A Major Breakthrough to Realize the Dream of Clean Energy

The human arsenal has always been expansive beyond all limits, and yet it hasn’t seen an element more significant than that desire of ours to grow on a consistent basis. We can claim what did because the stated desire has already got the world to hit upon some huge milestones, with technology emerging as quite a major member of the group. The reason why we hold technology in such a high regard is, by and large, predicated upon its skill-set, which guided us towards a reality that nobody could have ever imagined otherwise. Nevertheless, if we look beyond the surface for a second, it will become clear how the whole runner was also very much inspired from the way we applied those skills across a real world environment. The latter component, in fact, did a lot to give the creation a spectrum-wide presence, and as a result, initiate a full-blown tech revolution. Of course, this revolution then went on to scale up the entire human experience through some outright unique avenues, but even after achieving a feat so notable, technology will somehow continue to bring forth the right goods. The same has turned more and more evident in recent times, and assuming one new discovery ends up with the desired impact, it will only put that trend on a higher pedestal moving forward.

The researching team at Pennsylvania State University has successfully discovered a new technique, which involves using coal to store hydrogen gas and tackle a major roadblock in developing a clean energy supply chain. To understand the significance of this discovery, we must acknowledge how, despite the method’s clear potential in powering energy-intensive sectors like transportation, electricity generation and manufacturing, it remains a challenge to build a hydrogen infrastructure that can offer the masses an affordable and reliable energy source. The challenges, for instance, start from the very question of where to store hydrogen. The researching team, in response, analyzed eight types of coals from coalfields across the United States to better understand their sorption and diffusion potential and how much hydrogen they can hold. Going by the available details, all eight coals showed considerable sorption properties, with low-volatile bituminous coal from eastern Virginia and anthracite coal from eastern Pennsylvania pulling off two best performances in the test.

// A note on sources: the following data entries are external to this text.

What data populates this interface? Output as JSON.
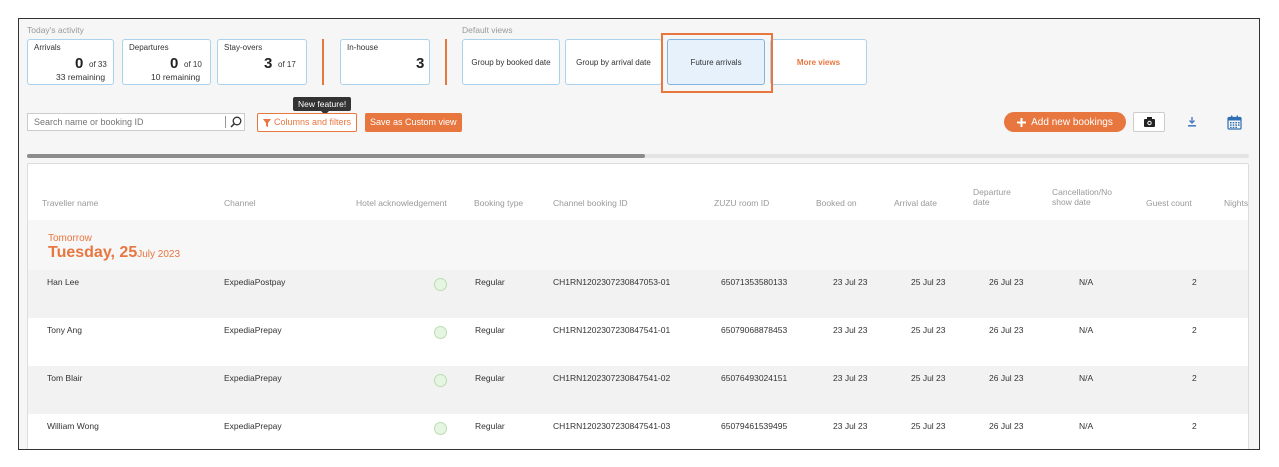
{
  "activity": {
    "section_label": "Today's activity",
    "arrivals": {
      "title": "Arrivals",
      "count": "0",
      "of": "of 33",
      "remaining": "33 remaining"
    },
    "departures": {
      "title": "Departures",
      "count": "0",
      "of": "of 10",
      "remaining": "10 remaining"
    },
    "stayovers": {
      "title": "Stay-overs",
      "count": "3",
      "of": "of 17"
    },
    "inhouse": {
      "title": "In-house",
      "count": "3"
    }
  },
  "views": {
    "section_label": "Default views",
    "items": [
      {
        "label": "Group by booked date"
      },
      {
        "label": "Group by arrival date"
      },
      {
        "label": "Future arrivals",
        "active": true
      },
      {
        "label": "More views"
      }
    ]
  },
  "toolbar": {
    "search_placeholder": "Search name or booking ID",
    "tooltip": "New feature!",
    "columns_filters_label": "Columns and filters",
    "save_custom_label": "Save as Custom view",
    "add_bookings_label": "Add new bookings"
  },
  "icons": {
    "search": "search-icon",
    "filter": "filter-icon",
    "plus": "plus-icon",
    "camera": "camera-icon",
    "download": "download-icon",
    "calendar": "calendar-icon"
  },
  "colors": {
    "accent": "#e8763f",
    "card_border": "#aad2ea",
    "active_view_bg": "#e6f1fb"
  },
  "table": {
    "columns": [
      "Traveller name",
      "Channel",
      "Hotel acknowledgement",
      "Booking type",
      "Channel booking ID",
      "ZUZU room ID",
      "Booked on",
      "Arrival date",
      "Departure date",
      "Cancellation/No show date",
      "Guest count",
      "Nights"
    ],
    "group": {
      "relative": "Tomorrow",
      "day": "Tuesday, 25",
      "month_year": "July 2023"
    },
    "rows": [
      {
        "name": "Han Lee",
        "channel": "ExpediaPostpay",
        "type": "Regular",
        "channel_id": "CH1RN1202307230847053-01",
        "room_id": "65071353580133",
        "booked_on": "23 Jul 23",
        "arrival": "25 Jul 23",
        "departure": "26 Jul 23",
        "cancel": "N/A",
        "guests": "2"
      },
      {
        "name": "Tony Ang",
        "channel": "ExpediaPrepay",
        "type": "Regular",
        "channel_id": "CH1RN1202307230847541-01",
        "room_id": "65079068878453",
        "booked_on": "23 Jul 23",
        "arrival": "25 Jul 23",
        "departure": "26 Jul 23",
        "cancel": "N/A",
        "guests": "2"
      },
      {
        "name": "Tom Blair",
        "channel": "ExpediaPrepay",
        "type": "Regular",
        "channel_id": "CH1RN1202307230847541-02",
        "room_id": "65076493024151",
        "booked_on": "23 Jul 23",
        "arrival": "25 Jul 23",
        "departure": "26 Jul 23",
        "cancel": "N/A",
        "guests": "2"
      },
      {
        "name": "William Wong",
        "channel": "ExpediaPrepay",
        "type": "Regular",
        "channel_id": "CH1RN1202307230847541-03",
        "room_id": "65079461539495",
        "booked_on": "23 Jul 23",
        "arrival": "25 Jul 23",
        "departure": "26 Jul 23",
        "cancel": "N/A",
        "guests": "2"
      }
    ]
  }
}
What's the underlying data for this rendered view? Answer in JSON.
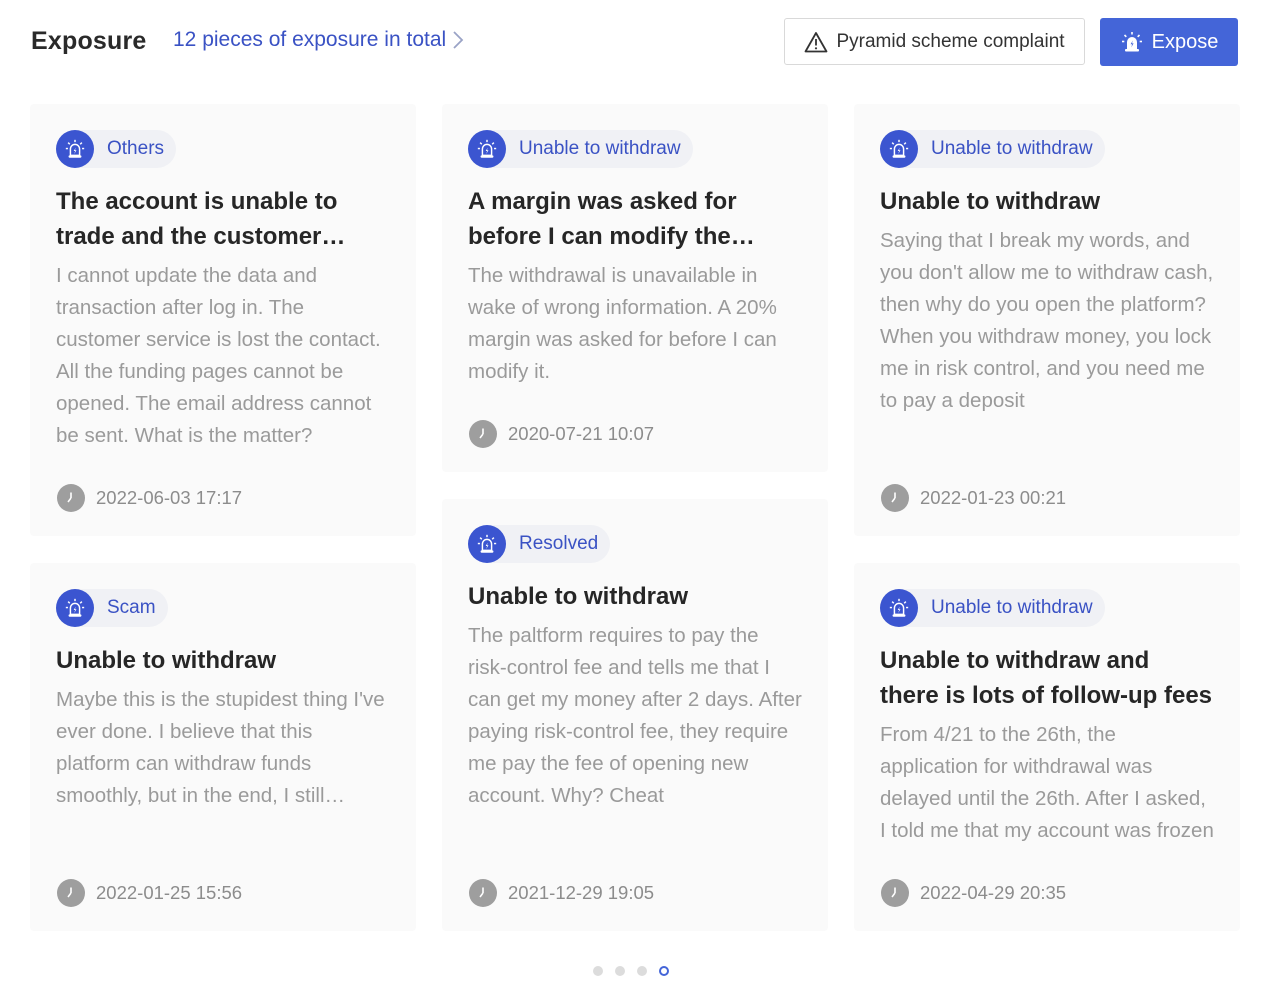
{
  "header": {
    "title": "Exposure",
    "total_link": "12 pieces of exposure in total",
    "complaint_button": "Pyramid scheme complaint",
    "expose_button": "Expose"
  },
  "colors": {
    "accent": "#4465d8",
    "tag_text": "#3a52c4",
    "body_text": "#9a9a9a",
    "card_bg": "#fafafa"
  },
  "cards": [
    {
      "tag": "Others",
      "title": "The account is unable to trade and the customer service is lost the contact",
      "body": "I cannot update the data and transaction after log in. The customer service is lost the contact. All the funding pages cannot be opened. The email address cannot be sent. What is the matter?",
      "time": "2022-06-03 17:17"
    },
    {
      "tag": "Unable to withdraw",
      "title": "A margin was asked for before I can modify the information",
      "body": "The withdrawal is unavailable in wake of wrong information. A 20% margin was asked for before I can modify it.",
      "time": "2020-07-21 10:07"
    },
    {
      "tag": "Unable to withdraw",
      "title": "Unable to withdraw",
      "body": "Saying that I break my words, and you don't allow me to withdraw cash, then why do you open the platform? When you withdraw money, you lock me in risk control, and you need me to pay a deposit",
      "time": "2022-01-23 00:21"
    },
    {
      "tag": "Scam",
      "title": "Unable to withdraw",
      "body": "Maybe this is the stupidest thing I've ever done. I believe that this platform can withdraw funds smoothly, but in the end, I still cannot withdraw",
      "time": "2022-01-25 15:56"
    },
    {
      "tag": "Resolved",
      "title": "Unable to withdraw",
      "body": "The paltform requires to pay the risk-control fee and tells me that I can get my money after 2 days. After paying risk-control fee, they require me pay the fee of opening new account. Why? Cheat",
      "time": "2021-12-29 19:05"
    },
    {
      "tag": "Unable to withdraw",
      "title": "Unable to withdraw and there is lots of follow-up fees",
      "body": "From 4/21 to the 26th, the application for withdrawal was delayed until the 26th. After I asked, I told me that my account was frozen",
      "time": "2022-04-29 20:35"
    }
  ],
  "pagination": {
    "total_pages": 4,
    "active_page": 4
  }
}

“We found that coal can be this geological hydrogen battery,” said Shimin Liu, associate professor of energy and mineral engineering at Penn State. “You could inject and store the hydrogen energy and have it there when you need to use it.”

Fair enough, just like methane sticks to the surface of the coal in a process called adsorption, injecting hydrogen into coal would cause that gas to absorb or stick to the coal. Such formations are able to stay in place because they have a layer of shale or mudstone on top that act as a seal keeping methane, or in this case hydrogen, sealed until needed to be extracted for use.

“A lot of people define coal as a rock, but it’s really a polymer,” Liu said. “It has high carbon content with a lot of small pores that can store much more gas. So coal is like a sponge that can hold many more hydrogen molecules compared to other non-carbon materials.”

For the future, though, the researchers plan to work on the dynamic diffusivity and dynamic permeability of coal, with both the features seemingly crucial in determining how quickly hydrogen can be injected and pumped back out.

“I think Penn State is the right place to do all this research—we have the coal reserves, we have natural gas, we have both the engineering and economic expertise at the University,” Liu said. “This is the logical place to do this.”

Copyrights © 2024. All Right Reserved. Engineers Outlook.